Problem description:
From the entries below, determine the number of lines that contain "JSON". Give that number by itself.

Source information:
* * * * * * *

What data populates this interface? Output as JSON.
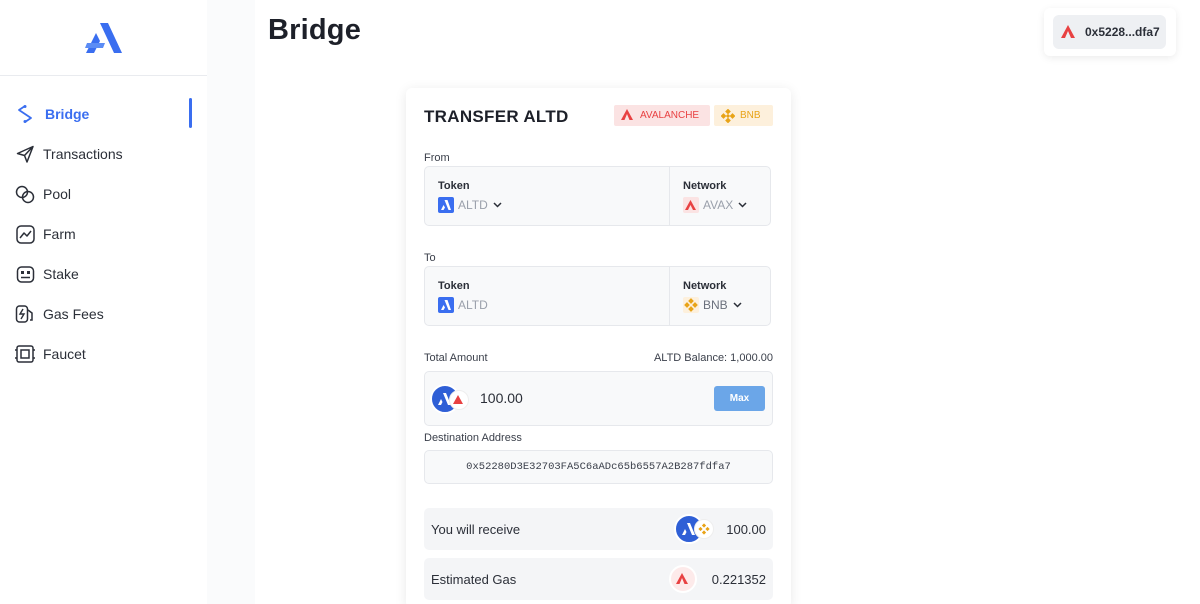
{
  "app": {
    "page_title": "Bridge"
  },
  "wallet": {
    "address": "0x5228...dfa7",
    "icon": "avalanche-icon"
  },
  "sidebar": {
    "items": [
      {
        "label": "Bridge",
        "icon": "bridge-icon",
        "active": true
      },
      {
        "label": "Transactions",
        "icon": "send-icon"
      },
      {
        "label": "Pool",
        "icon": "pool-icon"
      },
      {
        "label": "Farm",
        "icon": "chart-icon"
      },
      {
        "label": "Stake",
        "icon": "stake-icon"
      },
      {
        "label": "Gas Fees",
        "icon": "gas-icon"
      },
      {
        "label": "Faucet",
        "icon": "faucet-icon"
      }
    ]
  },
  "card": {
    "title": "TRANSFER ALTD",
    "chips": {
      "avalanche": "AVALANCHE",
      "bnb": "BNB"
    },
    "from": {
      "label": "From",
      "token_label": "Token",
      "token_value": "ALTD",
      "network_label": "Network",
      "network_value": "AVAX"
    },
    "to": {
      "label": "To",
      "token_label": "Token",
      "token_value": "ALTD",
      "network_label": "Network",
      "network_value": "BNB"
    },
    "amount": {
      "label": "Total Amount",
      "balance": "ALTD Balance: 1,000.00",
      "value": "100.00",
      "max_label": "Max"
    },
    "destination": {
      "label": "Destination Address",
      "value": "0x52280D3E32703FA5C6aADc65b6557A2B287fdfa7"
    },
    "receive": {
      "label": "You will receive",
      "value": "100.00"
    },
    "gas": {
      "label": "Estimated Gas",
      "value": "0.221352"
    }
  },
  "colors": {
    "accent": "#3a6ef0",
    "avax": "#e84142",
    "bnb": "#e8a317",
    "max_button": "#6ba6e8"
  }
}
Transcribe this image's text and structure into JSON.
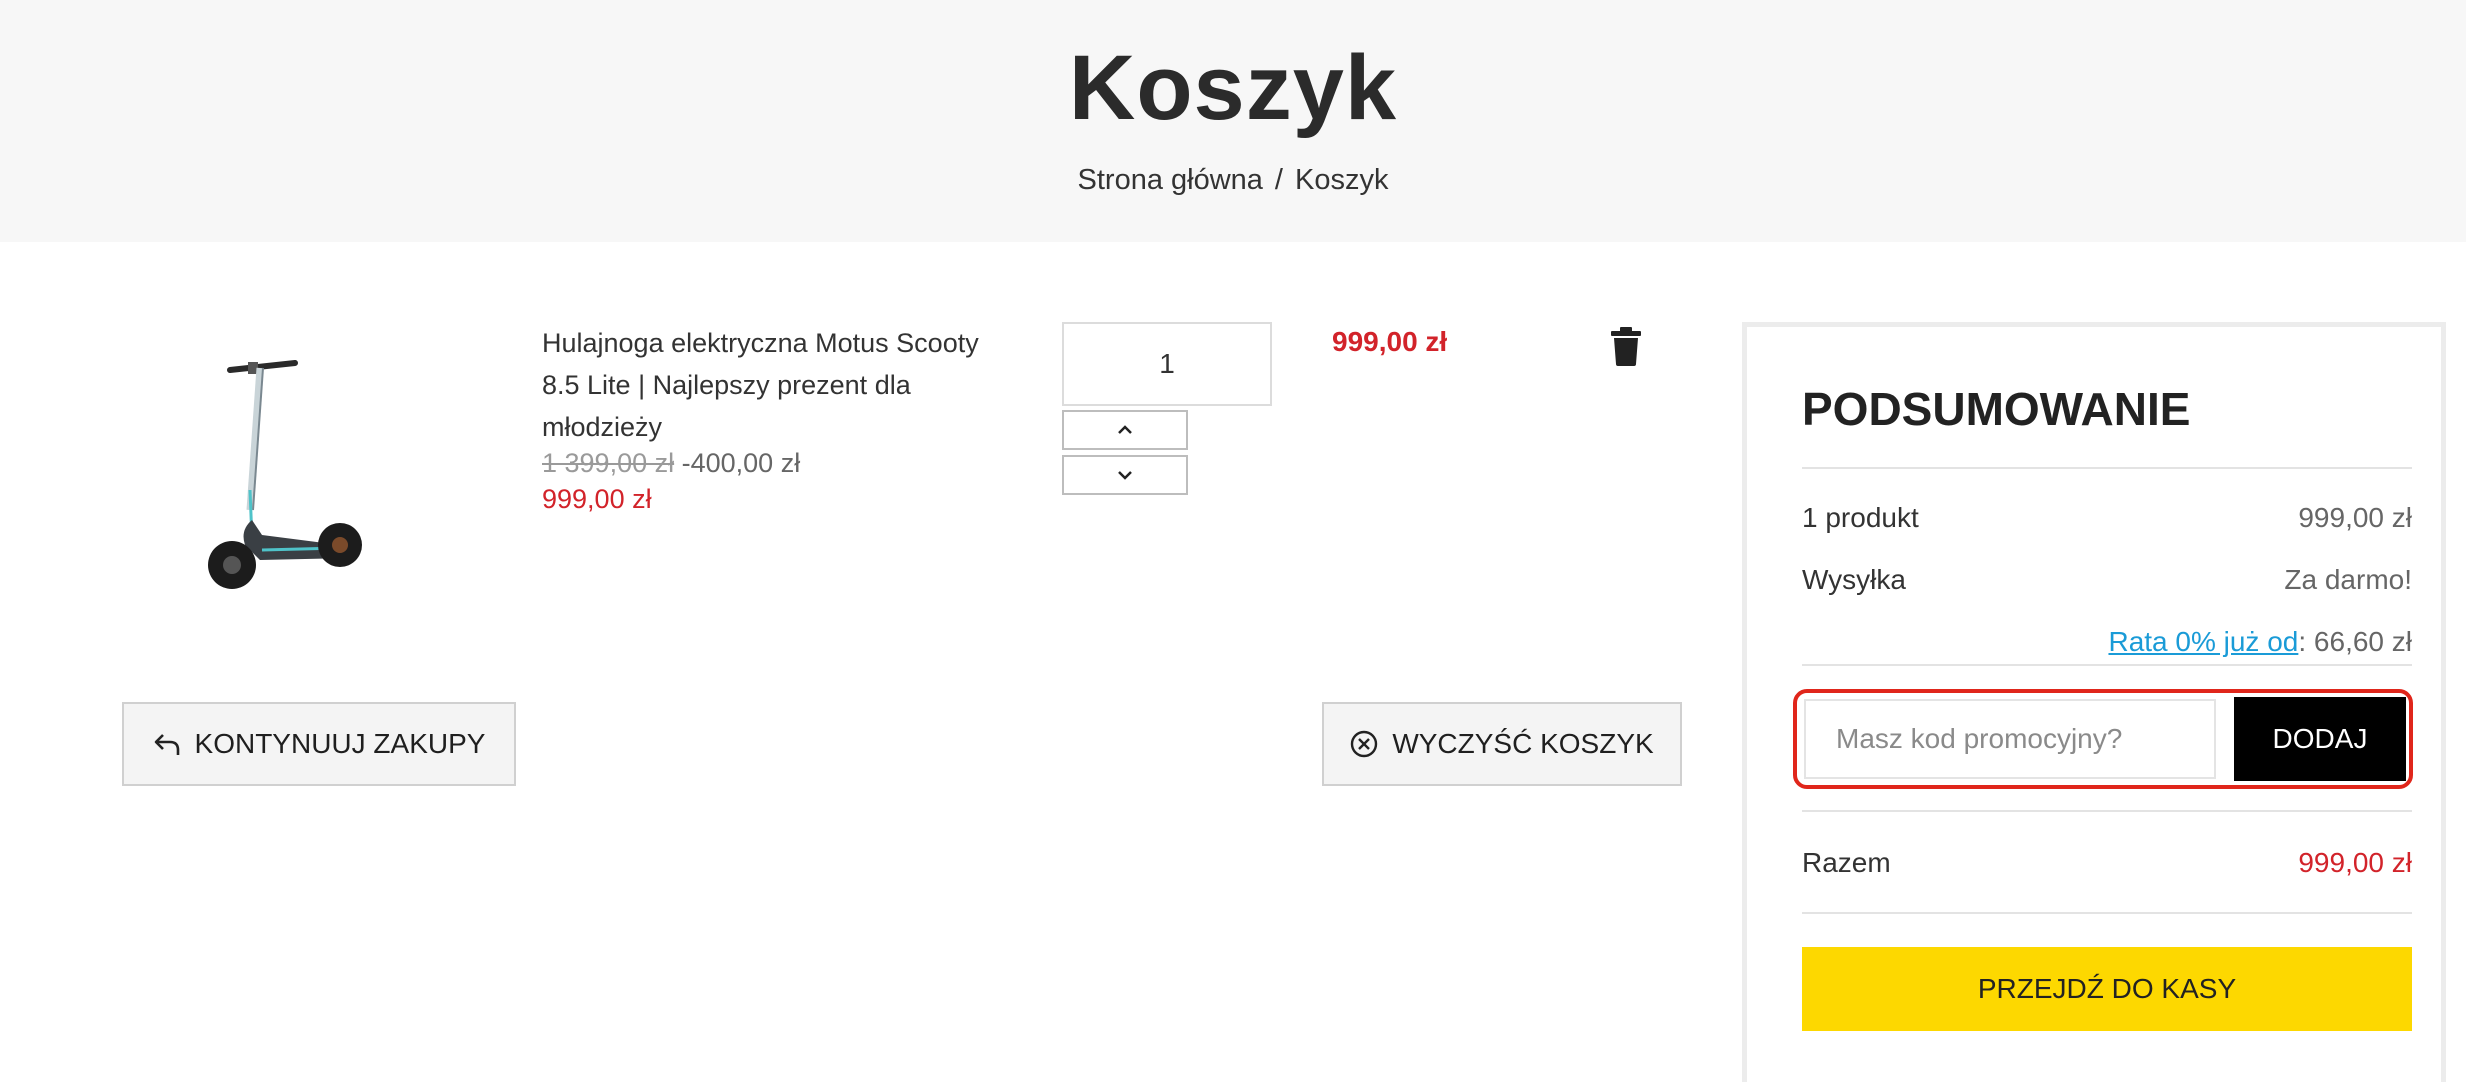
{
  "header": {
    "title": "Koszyk",
    "breadcrumb": {
      "home": "Strona główna",
      "separator": "/",
      "current": "Koszyk"
    }
  },
  "cart": {
    "item": {
      "name": "Hulajnoga elektryczna Motus Scooty 8.5 Lite | Najlepszy prezent dla młodzieży",
      "old_price": "1 399,00 zł",
      "discount": "-400,00 zł",
      "price": "999,00 zł",
      "quantity": "1",
      "line_total": "999,00 zł",
      "image_icon": "electric-scooter-image"
    },
    "continue_label": "KONTYNUUJ ZAKUPY",
    "clear_label": "WYCZYŚĆ KOSZYK"
  },
  "summary": {
    "title": "PODSUMOWANIE",
    "products_label": "1 produkt",
    "products_value": "999,00 zł",
    "shipping_label": "Wysyłka",
    "shipping_value": "Za darmo!",
    "installment_link": "Rata 0% już od",
    "installment_value": ": 66,60 zł",
    "promo_placeholder": "Masz kod promocyjny?",
    "promo_button": "DODAJ",
    "total_label": "Razem",
    "total_value": "999,00 zł",
    "checkout_label": "PRZEJDŹ DO KASY"
  },
  "colors": {
    "price_red": "#d2232a",
    "checkout_yellow": "#fdd800",
    "link_blue": "#1a9bd7",
    "highlight_red": "#e0261b"
  }
}
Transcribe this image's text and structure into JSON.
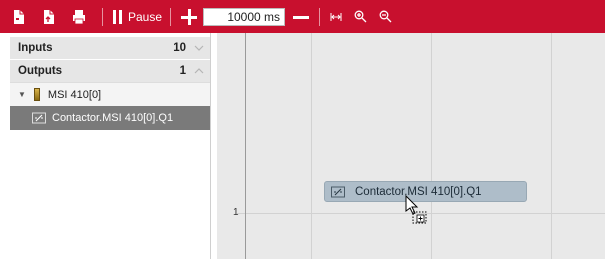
{
  "colors": {
    "toolbar_bg": "#c8102e",
    "selected_row_bg": "#7a7a7a",
    "drag_chip_bg": "#aebdc9"
  },
  "toolbar": {
    "icons": [
      "new-icon",
      "export-icon",
      "print-icon"
    ],
    "pause_label": "Pause",
    "interval_value": "10000 ms",
    "zoom_icons": [
      "fit-width-icon",
      "zoom-in-icon",
      "zoom-out-icon"
    ]
  },
  "sidebar": {
    "groups": [
      {
        "label": "Inputs",
        "count": "10",
        "state": "collapsed"
      },
      {
        "label": "Outputs",
        "count": "1",
        "state": "expanded"
      }
    ],
    "tree": {
      "module_label": "MSI 410[0]",
      "item_label": "Contactor.MSI 410[0].Q1"
    }
  },
  "plot": {
    "y_tick_label": "1",
    "drag_item_label": "Contactor.MSI 410[0].Q1"
  }
}
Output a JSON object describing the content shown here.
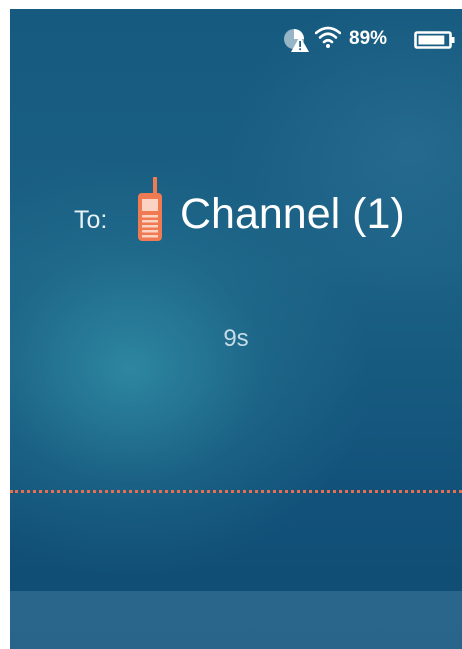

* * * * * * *

Result:
4